The project teams will continue to work with City Rail Link Ltd and the Wai Horotiu Queen Street project team to ensure integration and alignment of design where the works intersect with those projects.
The WSBI project continues to work with Watercare to align an important piece of infrastructure work with the WSBI project, Stage 1. The Watercare project will increase the wastewater network capacity to accommodate for future projects and population grown in the midtown area.
We will continue to engage with property owners, businesses and residents as the plans move towards the construction phase. You can also subscribe for project updates by emailing ATengagement@at.govt.nz. Please include in the subject line: Wellesley Street Bus Improvements and Te Hā Noa.
The way people want to spend time and move around the city is changing.
The revitalisation of downtown Auckland, the Wynyard Quarter, and Karangahape Road are examples of how Auckland Council and Auckland Transport are working together to create a city that responds to the way our communities want to live, work and play, as outlined in the CCMP.
The focus now shifts to midtown, particularly the area around the new Aotea Station, currently under construction.
Midtown is where many civic, cultural, educational and commercial activities converge with the most densely populated, and growing, residential neighbourhoods in Auckland. It is set to become a key transport hub with the opening of the Aotea Station in 2024, the many bus routes planned to use this east-west corridor, and the WSBI project enabling connections between rail and bus.
The City Centre Masterplan
The City Centre Masterplan is the Council’s unifying strategy presenting a 20-year vision that sets the direction for all the city centre and waterfront projects, ensuring our city is being shaped into a better connected, greener and more people-focussed city of which we can be proud.
A key concept within the CCMP is Access for Everyone (A4E), a new way to use our streets, so pedestrians, cyclists, and buses can move freely, while preserving access for vehicle trips needed to support the city centre, such as deliveries, construction, and emergency services. It will open up new public spaces, create pedestrian-friendly links and improve deliveries to businesses and residents.
City Centre Bus Plan

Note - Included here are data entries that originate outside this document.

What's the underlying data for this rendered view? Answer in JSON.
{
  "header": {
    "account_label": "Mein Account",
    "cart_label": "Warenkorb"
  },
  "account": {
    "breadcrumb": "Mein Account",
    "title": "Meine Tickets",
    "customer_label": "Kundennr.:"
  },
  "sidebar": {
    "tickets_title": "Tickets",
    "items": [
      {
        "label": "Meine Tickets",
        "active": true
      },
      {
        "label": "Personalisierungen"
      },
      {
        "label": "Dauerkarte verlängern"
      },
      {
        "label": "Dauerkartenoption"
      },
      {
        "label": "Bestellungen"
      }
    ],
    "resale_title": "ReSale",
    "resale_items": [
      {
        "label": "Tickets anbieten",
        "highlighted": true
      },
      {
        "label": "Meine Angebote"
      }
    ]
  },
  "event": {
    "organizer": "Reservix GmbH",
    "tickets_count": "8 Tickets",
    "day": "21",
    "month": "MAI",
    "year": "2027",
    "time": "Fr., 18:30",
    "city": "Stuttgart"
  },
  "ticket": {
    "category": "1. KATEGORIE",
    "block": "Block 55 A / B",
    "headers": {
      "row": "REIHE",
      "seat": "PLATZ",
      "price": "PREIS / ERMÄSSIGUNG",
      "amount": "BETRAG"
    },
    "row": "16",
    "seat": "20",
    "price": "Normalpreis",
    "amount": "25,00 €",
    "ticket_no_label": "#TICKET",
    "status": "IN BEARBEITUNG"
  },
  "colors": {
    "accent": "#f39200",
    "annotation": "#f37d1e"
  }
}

The proposed City Centre Bus Plan sets out the approach Auckland Transport aims to take in planning for buses in Auckland’s city centre to help deliver the outcomes of the CCMP.
You can find more about the City Centre Bus Plan here.